* Swiss CPI -0.1 pct y/y in Feb vs 0.1 pct in Jan
ZURICH, March 7 (Reuters) - Swiss consumer prices slipped back into negative territory in February, data showed on Friday, undershooting expectations and highlighting the Swiss National Bank's concerns about persistent deflationary pressures.
The Swiss National Bank (SNB) capped the Swiss franc at 1.20 per euro in September 2011 to fend off deflation and recession after the safe-haven unit made large gains.
Prices fell 0.1 percent on the year in February, having risen for the first time in more than two years in November, the Federal Statistics Office said, and was steady at 0.1 percent for three consecutive months.
Economists' forecasts in a Reuters poll were for prices to stay flat in February.

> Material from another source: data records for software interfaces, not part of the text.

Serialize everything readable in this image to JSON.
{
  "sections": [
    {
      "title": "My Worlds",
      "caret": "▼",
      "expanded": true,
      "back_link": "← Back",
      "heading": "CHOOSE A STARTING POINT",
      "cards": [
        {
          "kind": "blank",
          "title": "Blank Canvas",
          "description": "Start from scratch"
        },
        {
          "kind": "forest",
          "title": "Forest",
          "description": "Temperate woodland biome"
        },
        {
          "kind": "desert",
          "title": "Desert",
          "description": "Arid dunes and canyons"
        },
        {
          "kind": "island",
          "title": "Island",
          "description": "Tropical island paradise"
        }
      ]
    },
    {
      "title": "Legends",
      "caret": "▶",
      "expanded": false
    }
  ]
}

"The positive run of three successive positive 0.1 percent y/y reads is ended abruptly with a -0.1 percent result and a return to trend amid ongoing deflationary signs elsewhere in Europe, particularly the euro zone," Informa Global Markets economist Tony Nyman said.
Prices rose 0.1 percent month-on-month in February, due to higher rent on flats and higher prices for air travel and package holidays, the statistics office said.
However, the price of hotel stays, heating oil and vegetables fell, it said.
The reading, along with weak fourth quarter growth, lends support to the SNB's concerns over the continued fragility of Switzerland's economic recovery, despite some evidence of an upturn going into 2014.
SNB Vice-Chairman Jean-Pierre Danthine told a Swiss newspaper last month the central bank would only consider scrapping its minimum exchange rate if inflation came in much higher and there was less upward pressure on the currency.
Other indicators paint a brighter picture for the Swiss economy in coming months.
Switzerland's manufacturing sector accelerated in February, while the economy will likely build momentum in the next six months, a leading indicator has shown.
Industrial orders, an indication of future industrial production, are forecast to rise 2.0 percent on the year in the fourth quarter, recovering from a fall in the previous quarter, according to the latest Reuters poll of economists. (Reporting by Alice Baghdjian; Editing by Louise Ireland)